Spyware experts on Wednesday advised companies and consumers to take a more aggressive approach toward fighting the electronic scourge, emphasizing that since spyware is evolving, prevention efforts should, too.
During Ziff Davis Internets Security Virtual Tradeshow, panelists focused on how easily spyware can be downloaded onto a system without user knowledge, and urged tradeshow participants to develop multi-layered strategies that tackle the problem at numerous levels.
Steve Weisman, author of "50 Ways to Protect Your Identity and Your Credit," noted that it is far too easy to get spyware on a system through e-mail attachments, software downloads or pop-up ads, but that getting rid of the software takes a much greater, focused effort.
Companies, as well as home users, should consider a firewall as a basic starting point, since it can identify suspicious-looking information coming into the network.
Also important are frequent updates to the operating system and Web browser software, and putting reputable anti-spyware software in place.
One habit that is particularly crucial should be reading license agreements, said Weisman. "Too few people read these agreements, so they dont really know what theyre agreeing to when theyre downloading," he said. "It can be a pain in the neck to read through them, but youll know whats coming onto your computer."
Because of the number of users, enterprises especially need to examine their reaction to threats, and what type of protections they have in place, noted Irfan Salim, chief executive and president of Tenebril.
Anti-spyware measures put in place months or even years ago may not be enough for companies now, given the rate of change with spyware and malware.
"There are evasive threats now," said Salim. "That means malware is now being designed to circumvent existing technology.
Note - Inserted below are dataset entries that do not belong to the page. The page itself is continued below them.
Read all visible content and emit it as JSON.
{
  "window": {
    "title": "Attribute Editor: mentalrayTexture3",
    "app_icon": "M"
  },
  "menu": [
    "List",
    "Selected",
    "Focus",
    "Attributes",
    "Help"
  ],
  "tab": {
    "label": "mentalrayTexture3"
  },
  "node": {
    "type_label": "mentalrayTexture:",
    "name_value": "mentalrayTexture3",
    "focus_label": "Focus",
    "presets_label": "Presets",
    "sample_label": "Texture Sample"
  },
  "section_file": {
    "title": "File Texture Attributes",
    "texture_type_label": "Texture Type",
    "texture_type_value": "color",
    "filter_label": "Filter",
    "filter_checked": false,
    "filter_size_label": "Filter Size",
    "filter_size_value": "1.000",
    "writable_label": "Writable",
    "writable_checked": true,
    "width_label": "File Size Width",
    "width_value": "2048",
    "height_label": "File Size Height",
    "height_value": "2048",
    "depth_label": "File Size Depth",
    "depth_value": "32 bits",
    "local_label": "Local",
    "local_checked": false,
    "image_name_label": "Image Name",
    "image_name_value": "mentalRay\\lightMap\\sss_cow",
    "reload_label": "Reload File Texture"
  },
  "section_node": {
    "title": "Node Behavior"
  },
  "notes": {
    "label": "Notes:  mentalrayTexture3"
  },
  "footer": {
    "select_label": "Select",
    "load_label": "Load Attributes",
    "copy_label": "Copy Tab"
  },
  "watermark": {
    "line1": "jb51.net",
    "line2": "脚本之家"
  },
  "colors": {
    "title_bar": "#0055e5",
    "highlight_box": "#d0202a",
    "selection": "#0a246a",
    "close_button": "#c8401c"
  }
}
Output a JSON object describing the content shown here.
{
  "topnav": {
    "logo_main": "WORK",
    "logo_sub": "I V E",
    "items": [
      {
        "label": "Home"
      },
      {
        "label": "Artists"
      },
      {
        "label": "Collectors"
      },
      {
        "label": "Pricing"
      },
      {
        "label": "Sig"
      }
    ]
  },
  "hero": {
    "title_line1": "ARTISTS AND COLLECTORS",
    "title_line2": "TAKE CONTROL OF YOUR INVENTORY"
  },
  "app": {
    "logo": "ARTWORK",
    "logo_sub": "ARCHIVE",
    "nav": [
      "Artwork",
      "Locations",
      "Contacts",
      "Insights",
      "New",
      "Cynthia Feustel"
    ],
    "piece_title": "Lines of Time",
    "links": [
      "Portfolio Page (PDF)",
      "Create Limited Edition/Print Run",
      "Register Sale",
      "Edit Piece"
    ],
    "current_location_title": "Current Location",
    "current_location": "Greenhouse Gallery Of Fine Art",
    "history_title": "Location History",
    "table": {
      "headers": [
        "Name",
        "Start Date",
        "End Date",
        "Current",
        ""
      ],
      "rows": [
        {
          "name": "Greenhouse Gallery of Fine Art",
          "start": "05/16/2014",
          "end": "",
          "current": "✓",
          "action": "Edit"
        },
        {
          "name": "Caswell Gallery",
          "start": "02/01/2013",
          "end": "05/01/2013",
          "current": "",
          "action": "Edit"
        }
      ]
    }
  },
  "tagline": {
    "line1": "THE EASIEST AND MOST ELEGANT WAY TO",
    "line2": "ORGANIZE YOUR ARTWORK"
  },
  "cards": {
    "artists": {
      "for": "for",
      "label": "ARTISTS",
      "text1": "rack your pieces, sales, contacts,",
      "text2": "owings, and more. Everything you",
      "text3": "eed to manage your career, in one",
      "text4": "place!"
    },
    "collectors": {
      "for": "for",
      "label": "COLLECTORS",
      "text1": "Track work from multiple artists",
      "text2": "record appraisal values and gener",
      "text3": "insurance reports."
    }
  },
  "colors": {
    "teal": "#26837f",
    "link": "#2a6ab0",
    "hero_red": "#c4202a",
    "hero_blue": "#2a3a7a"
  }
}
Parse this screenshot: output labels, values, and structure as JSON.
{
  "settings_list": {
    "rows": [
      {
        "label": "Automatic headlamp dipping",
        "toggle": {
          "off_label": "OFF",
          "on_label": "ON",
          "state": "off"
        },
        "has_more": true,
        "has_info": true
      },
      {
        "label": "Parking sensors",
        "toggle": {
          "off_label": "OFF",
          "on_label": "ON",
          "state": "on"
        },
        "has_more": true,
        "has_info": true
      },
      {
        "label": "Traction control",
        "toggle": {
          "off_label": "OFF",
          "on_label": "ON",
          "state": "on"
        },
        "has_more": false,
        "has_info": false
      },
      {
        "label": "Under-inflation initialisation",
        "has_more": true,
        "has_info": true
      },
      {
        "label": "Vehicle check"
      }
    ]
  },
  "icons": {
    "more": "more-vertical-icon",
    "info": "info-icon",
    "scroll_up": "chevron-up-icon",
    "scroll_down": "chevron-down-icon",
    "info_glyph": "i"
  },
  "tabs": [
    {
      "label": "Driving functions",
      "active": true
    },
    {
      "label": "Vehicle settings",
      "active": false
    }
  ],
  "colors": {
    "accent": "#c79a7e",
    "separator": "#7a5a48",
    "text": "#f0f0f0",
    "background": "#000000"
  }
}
Some spyware is even capable of updating itself."
Current protective technologies are often too limited to fight the threat effectively, Salim believes. Signature-based products show poor performance, and are defeated by mutation techniques that are favored by spyware developers, while behavior-based products give too many false positives, he said.
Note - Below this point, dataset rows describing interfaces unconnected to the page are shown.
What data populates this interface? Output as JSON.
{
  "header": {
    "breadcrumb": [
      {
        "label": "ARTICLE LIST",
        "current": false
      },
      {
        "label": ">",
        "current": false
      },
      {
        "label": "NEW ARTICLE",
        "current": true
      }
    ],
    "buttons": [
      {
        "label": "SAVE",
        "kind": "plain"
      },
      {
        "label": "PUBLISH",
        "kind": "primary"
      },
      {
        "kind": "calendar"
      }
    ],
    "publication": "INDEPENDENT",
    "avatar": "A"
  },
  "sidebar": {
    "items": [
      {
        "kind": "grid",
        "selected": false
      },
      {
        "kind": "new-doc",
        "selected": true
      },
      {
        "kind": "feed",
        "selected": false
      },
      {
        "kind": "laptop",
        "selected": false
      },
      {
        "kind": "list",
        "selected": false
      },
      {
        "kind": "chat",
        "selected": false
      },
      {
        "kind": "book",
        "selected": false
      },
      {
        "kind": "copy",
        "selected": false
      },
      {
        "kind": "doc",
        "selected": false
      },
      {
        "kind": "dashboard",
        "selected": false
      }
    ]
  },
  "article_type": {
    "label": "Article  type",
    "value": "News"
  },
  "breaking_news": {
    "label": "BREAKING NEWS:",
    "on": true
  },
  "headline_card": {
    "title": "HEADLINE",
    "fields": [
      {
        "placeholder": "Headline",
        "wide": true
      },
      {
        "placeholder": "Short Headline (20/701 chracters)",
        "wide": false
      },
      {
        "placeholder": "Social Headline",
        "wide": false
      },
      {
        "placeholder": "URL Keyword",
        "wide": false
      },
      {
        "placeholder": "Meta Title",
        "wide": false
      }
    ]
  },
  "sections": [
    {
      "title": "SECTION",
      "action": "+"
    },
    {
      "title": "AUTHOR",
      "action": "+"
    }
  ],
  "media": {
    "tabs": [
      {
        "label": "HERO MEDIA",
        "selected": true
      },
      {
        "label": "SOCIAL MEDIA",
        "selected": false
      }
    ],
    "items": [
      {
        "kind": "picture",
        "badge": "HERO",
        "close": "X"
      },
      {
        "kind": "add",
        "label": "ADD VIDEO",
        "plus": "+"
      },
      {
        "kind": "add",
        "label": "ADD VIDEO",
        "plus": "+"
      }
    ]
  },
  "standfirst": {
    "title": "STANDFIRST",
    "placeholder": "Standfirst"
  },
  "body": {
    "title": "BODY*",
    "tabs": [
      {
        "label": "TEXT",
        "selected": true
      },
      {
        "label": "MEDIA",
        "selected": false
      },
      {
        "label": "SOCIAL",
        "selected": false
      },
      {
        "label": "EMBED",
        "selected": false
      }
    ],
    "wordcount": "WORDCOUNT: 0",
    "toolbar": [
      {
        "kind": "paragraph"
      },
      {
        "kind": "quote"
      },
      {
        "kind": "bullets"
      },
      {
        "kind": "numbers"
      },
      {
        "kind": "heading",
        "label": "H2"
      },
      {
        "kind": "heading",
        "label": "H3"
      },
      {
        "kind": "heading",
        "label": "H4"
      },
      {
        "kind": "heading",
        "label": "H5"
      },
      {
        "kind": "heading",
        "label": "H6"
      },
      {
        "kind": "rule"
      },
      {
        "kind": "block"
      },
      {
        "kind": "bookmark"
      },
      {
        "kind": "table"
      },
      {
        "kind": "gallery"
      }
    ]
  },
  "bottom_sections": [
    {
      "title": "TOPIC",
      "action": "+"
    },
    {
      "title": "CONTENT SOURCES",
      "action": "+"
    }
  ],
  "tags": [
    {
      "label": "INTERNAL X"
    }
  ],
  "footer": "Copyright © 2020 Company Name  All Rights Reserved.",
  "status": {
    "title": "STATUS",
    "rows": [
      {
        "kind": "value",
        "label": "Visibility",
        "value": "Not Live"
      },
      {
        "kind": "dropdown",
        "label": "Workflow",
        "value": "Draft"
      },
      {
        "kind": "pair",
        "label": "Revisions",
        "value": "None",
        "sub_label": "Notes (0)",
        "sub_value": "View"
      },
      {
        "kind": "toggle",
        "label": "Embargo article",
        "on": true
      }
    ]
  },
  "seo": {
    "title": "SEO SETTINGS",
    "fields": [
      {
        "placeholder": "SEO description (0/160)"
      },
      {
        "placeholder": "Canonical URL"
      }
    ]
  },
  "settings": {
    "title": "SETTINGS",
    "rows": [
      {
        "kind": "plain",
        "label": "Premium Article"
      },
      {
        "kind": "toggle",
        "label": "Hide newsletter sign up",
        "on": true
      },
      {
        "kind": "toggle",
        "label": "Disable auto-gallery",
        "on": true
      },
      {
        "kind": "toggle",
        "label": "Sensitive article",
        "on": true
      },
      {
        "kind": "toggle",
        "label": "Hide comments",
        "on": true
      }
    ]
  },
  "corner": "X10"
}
Rather than relying on one type of anti-spyware product, its necessary for companies to employ multiple layers of protection, said Scott Cummings, president of Excalibur Technologies.
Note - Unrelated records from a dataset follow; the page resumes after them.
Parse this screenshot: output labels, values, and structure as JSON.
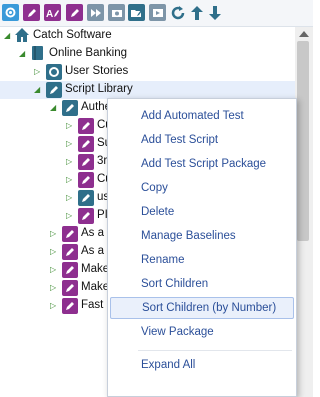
{
  "toolbar": {
    "buttons": [
      {
        "name": "settings-icon",
        "color": "#3a9ad9"
      },
      {
        "name": "pencil-icon",
        "color": "#8e2f8f"
      },
      {
        "name": "rename-icon",
        "color": "#8e2f8f"
      },
      {
        "name": "edit-icon",
        "color": "#8e2f8f"
      },
      {
        "name": "run-icon",
        "color": "#5b7c93"
      },
      {
        "name": "camera-icon",
        "color": "#2f6f8a"
      },
      {
        "name": "folder-edit-icon",
        "color": "#2f6f8a"
      },
      {
        "name": "play-icon",
        "color": "#5b7c93"
      },
      {
        "name": "refresh-icon",
        "color": "#2f6f8a"
      },
      {
        "name": "arrow-up-icon",
        "color": "#2f6f8a"
      },
      {
        "name": "arrow-down-icon",
        "color": "#2f6f8a"
      }
    ]
  },
  "tree": {
    "nodes": [
      {
        "label": "Catch Software",
        "icon": "home-icon"
      },
      {
        "label": "Online Banking",
        "icon": "book-icon"
      },
      {
        "label": "User Stories",
        "icon": "story-icon"
      },
      {
        "label": "Script Library",
        "icon": "script-icon"
      },
      {
        "label": "Auther",
        "icon": "script-icon"
      },
      {
        "label": "Cu",
        "icon": "test-icon"
      },
      {
        "label": "Suc",
        "icon": "test-icon"
      },
      {
        "label": "3rd",
        "icon": "test-icon"
      },
      {
        "label": "Cu",
        "icon": "test-icon"
      },
      {
        "label": "use",
        "icon": "script-icon"
      },
      {
        "label": "PIN",
        "icon": "test-icon"
      },
      {
        "label": "As a U",
        "icon": "test-icon"
      },
      {
        "label": "As a u",
        "icon": "test-icon"
      },
      {
        "label": "Make",
        "icon": "test-icon"
      },
      {
        "label": "Make",
        "icon": "test-icon"
      },
      {
        "label": "Fast C",
        "icon": "test-icon"
      }
    ]
  },
  "context_menu": {
    "items": [
      "Add Automated Test",
      "Add Test Script",
      "Add Test Script Package",
      "Copy",
      "Delete",
      "Manage Baselines",
      "Rename",
      "Sort Children",
      "Sort Children (by Number)",
      "View Package",
      "Expand All"
    ],
    "highlighted": "Sort Children (by Number)"
  },
  "colors": {
    "purple": "#8e2f8f",
    "teal": "#2f6f8a",
    "menu_text": "#2b4f99",
    "selection": "#e6eefb"
  }
}
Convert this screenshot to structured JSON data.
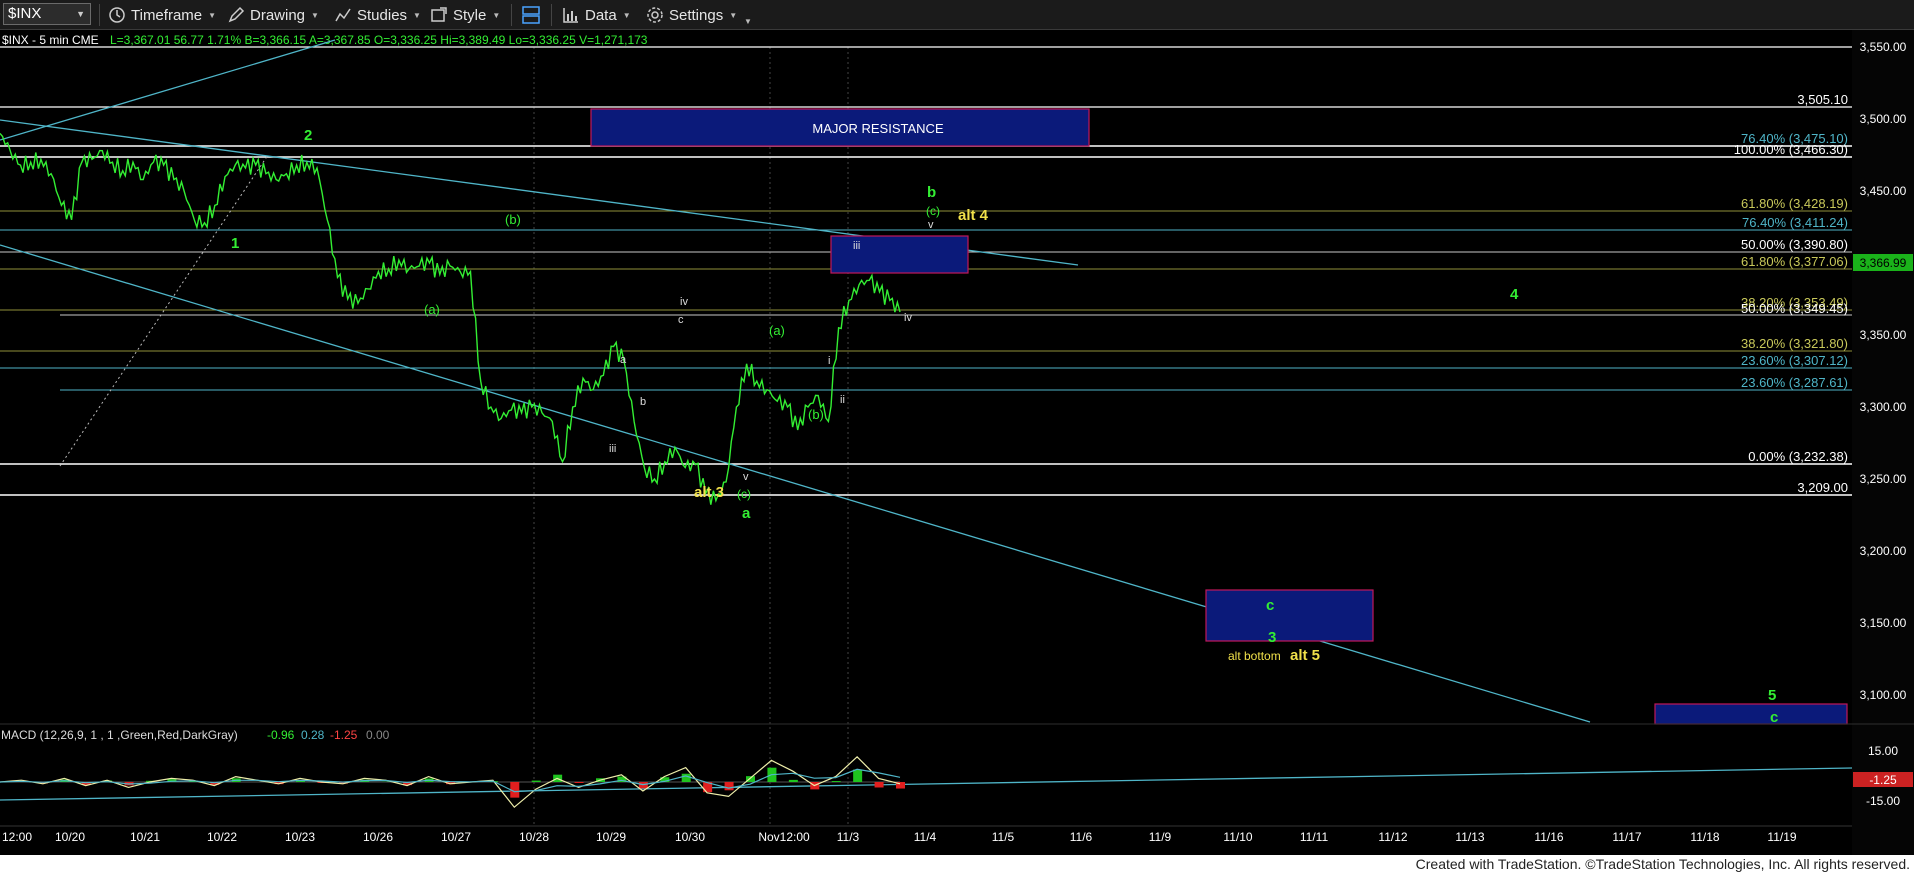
{
  "toolbar": {
    "symbol": "$INX",
    "timeframe": "Timeframe",
    "drawing": "Drawing",
    "studies": "Studies",
    "style": "Style",
    "data": "Data",
    "settings": "Settings"
  },
  "header": {
    "symbol_line": "$INX - 5 min  CME",
    "quote": "L=3,367.01  56.77  1.71%  B=3,366.15  A=3,367.85  O=3,336.25  Hi=3,389.49  Lo=3,336.25  V=1,271,173"
  },
  "footer": {
    "text": "Created with TradeStation. ©TradeStation Technologies, Inc. All rights reserved."
  },
  "colors": {
    "price": "#33ee33",
    "trend": "#4fb5c8",
    "box": "#0b1a7a",
    "box_border": "#c0185a",
    "wave_yellow": "#f0e04a"
  },
  "chart_data": {
    "type": "line",
    "title": "$INX - 5 min",
    "ylim": [
      3050,
      3560
    ],
    "x": [
      "12:00",
      "10/20",
      "10/21",
      "10/22",
      "10/23",
      "10/26",
      "10/27",
      "10/28",
      "10/29",
      "10/30",
      "Nov12:00",
      "11/3",
      "11/4",
      "11/5",
      "11/6",
      "11/9",
      "11/10",
      "11/11",
      "11/12",
      "11/13",
      "11/16",
      "11/17",
      "11/18",
      "11/19"
    ],
    "y_ticks": [
      "3,550.00",
      "3,500.00",
      "3,450.00",
      "3,400.00",
      "3,350.00",
      "3,300.00",
      "3,250.00",
      "3,200.00",
      "3,150.00",
      "3,100.00"
    ],
    "last_price": "3,366.99",
    "series_points": [
      [
        0,
        3490
      ],
      [
        1,
        3478
      ],
      [
        2,
        3468
      ],
      [
        3,
        3470
      ],
      [
        4,
        3472
      ],
      [
        5,
        3462
      ],
      [
        6,
        3440
      ],
      [
        7,
        3430
      ],
      [
        8,
        3470
      ],
      [
        9,
        3472
      ],
      [
        10,
        3478
      ],
      [
        11,
        3470
      ],
      [
        12,
        3464
      ],
      [
        13,
        3470
      ],
      [
        14,
        3458
      ],
      [
        15,
        3470
      ],
      [
        16,
        3468
      ],
      [
        17,
        3458
      ],
      [
        18,
        3450
      ],
      [
        19,
        3430
      ],
      [
        20,
        3428
      ],
      [
        21,
        3440
      ],
      [
        22,
        3460
      ],
      [
        23,
        3468
      ],
      [
        24,
        3466
      ],
      [
        25,
        3468
      ],
      [
        26,
        3462
      ],
      [
        27,
        3458
      ],
      [
        28,
        3462
      ],
      [
        29,
        3468
      ],
      [
        30,
        3470
      ],
      [
        31,
        3466
      ],
      [
        32,
        3430
      ],
      [
        33,
        3390
      ],
      [
        34,
        3375
      ],
      [
        35,
        3372
      ],
      [
        36,
        3382
      ],
      [
        37,
        3394
      ],
      [
        38,
        3396
      ],
      [
        39,
        3402
      ],
      [
        40,
        3396
      ],
      [
        41,
        3398
      ],
      [
        42,
        3400
      ],
      [
        43,
        3392
      ],
      [
        44,
        3398
      ],
      [
        45,
        3394
      ],
      [
        46,
        3394
      ],
      [
        47,
        3318
      ],
      [
        48,
        3300
      ],
      [
        49,
        3292
      ],
      [
        50,
        3298
      ],
      [
        51,
        3296
      ],
      [
        52,
        3300
      ],
      [
        53,
        3296
      ],
      [
        54,
        3290
      ],
      [
        55,
        3262
      ],
      [
        56,
        3300
      ],
      [
        57,
        3320
      ],
      [
        58,
        3312
      ],
      [
        59,
        3322
      ],
      [
        60,
        3342
      ],
      [
        61,
        3332
      ],
      [
        62,
        3290
      ],
      [
        63,
        3258
      ],
      [
        64,
        3250
      ],
      [
        65,
        3262
      ],
      [
        66,
        3272
      ],
      [
        67,
        3258
      ],
      [
        68,
        3260
      ],
      [
        69,
        3240
      ],
      [
        70,
        3235
      ],
      [
        71,
        3248
      ],
      [
        72,
        3300
      ],
      [
        73,
        3330
      ],
      [
        74,
        3318
      ],
      [
        75,
        3312
      ],
      [
        76,
        3304
      ],
      [
        77,
        3300
      ],
      [
        78,
        3284
      ],
      [
        79,
        3300
      ],
      [
        80,
        3308
      ],
      [
        81,
        3290
      ],
      [
        82,
        3355
      ],
      [
        83,
        3374
      ],
      [
        84,
        3385
      ],
      [
        85,
        3388
      ],
      [
        86,
        3380
      ],
      [
        87,
        3374
      ],
      [
        88,
        3366
      ]
    ],
    "fib_levels": [
      {
        "label": "3,505.10"
      },
      {
        "label": "76.40% (3,475.10)"
      },
      {
        "label": "100.00% (3,466.30)"
      },
      {
        "label": "61.80% (3,428.19)"
      },
      {
        "label": "76.40% (3,411.24)"
      },
      {
        "label": "50.00% (3,390.80)"
      },
      {
        "label": "61.80% (3,377.06)"
      },
      {
        "label": "38.20% (3,353.49)"
      },
      {
        "label": "50.00% (3,349.45)"
      },
      {
        "label": "38.20% (3,321.80)"
      },
      {
        "label": "23.60% (3,307.12)"
      },
      {
        "label": "23.60% (3,287.61)"
      },
      {
        "label": "0.00% (3,232.38)"
      },
      {
        "label": "3,209.00"
      }
    ],
    "annotations": {
      "major_resistance": "MAJOR RESISTANCE",
      "wave_1": "1",
      "wave_2": "2",
      "wave_b_a": "(a)",
      "wave_b_b": "(b)",
      "wave_iii_1": "iii",
      "wave_a_lc": "a",
      "wave_b_lc": "b",
      "wave_iv_1": "iv",
      "wave_c_lc": "c",
      "wave_alt3": "alt 3",
      "wave_v_1": "v",
      "wave_c_paren": "(c)",
      "wave_a_big": "a",
      "wave_a2": "(a)",
      "wave_b2": "(b)",
      "wave_i": "i",
      "wave_ii": "ii",
      "wave_iii_2": "iii",
      "wave_iv_2": "iv",
      "wave_b_big": "b",
      "wave_c3": "(c)",
      "wave_v_2": "v",
      "wave_alt4": "alt 4",
      "wave_4": "4",
      "wave_c_big": "c",
      "wave_3": "3",
      "alt_bottom": "alt bottom",
      "alt_5": "alt 5",
      "wave_5": "5",
      "wave_c_last": "c"
    }
  },
  "macd": {
    "label": "MACD (12,26,9, 1 , 1 ,Green,Red,DarkGray)",
    "v1": "-0.96",
    "v2": "0.28",
    "v3": "-1.25",
    "v4": "0.00",
    "ticks": [
      "15.00",
      "-15.00"
    ],
    "current": "-1.25",
    "series": [
      0,
      1,
      -1,
      2,
      -2,
      1,
      -3,
      0,
      2,
      1,
      -2,
      3,
      1,
      -1,
      2,
      0,
      -1,
      2,
      1,
      -2,
      3,
      -1,
      0,
      1,
      -14,
      -4,
      2,
      -3,
      1,
      4,
      -5,
      3,
      8,
      -6,
      -8,
      2,
      12,
      6,
      -2,
      3,
      14,
      2,
      -1
    ]
  }
}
A comprehensive plan will likely include a border firewall, Web site blocking and monitoring software, patching, guest access security, employee awareness training and the creation and enforcement of an acceptable Internet use policy.
Technical strategies include e-mail filtering, devices that use multiple scanning engines, tweaking unneeded services and locking down user permissions.
Because spyware has become such a scourge at some companies, Cummings noted that some enterprises may need to go beyond digital solutions and think about becoming "Big Brother."
"There are applications that will let you monitor everything your employees do, from instant messaging chats to their use of Hotmail," he noted. "You can see what files theyre sending out, and if spyware is coming in, you can trace its path."
Cummings admits the approach is "a little scary" but that for some companies with spyware problems, the potential to avoid attack is worth playing Big Brother to minimize damage to company data and systems.
In general, boosting employee awareness and creating policies that define how the Internet is used within the company can go a long way toward reducing spyware incidents, Cummings said.
"Employees will be your biggest spyware asset or liability," he noted. "Once you have your border firewall and other protections set up, the only way spyware can get in is with human help."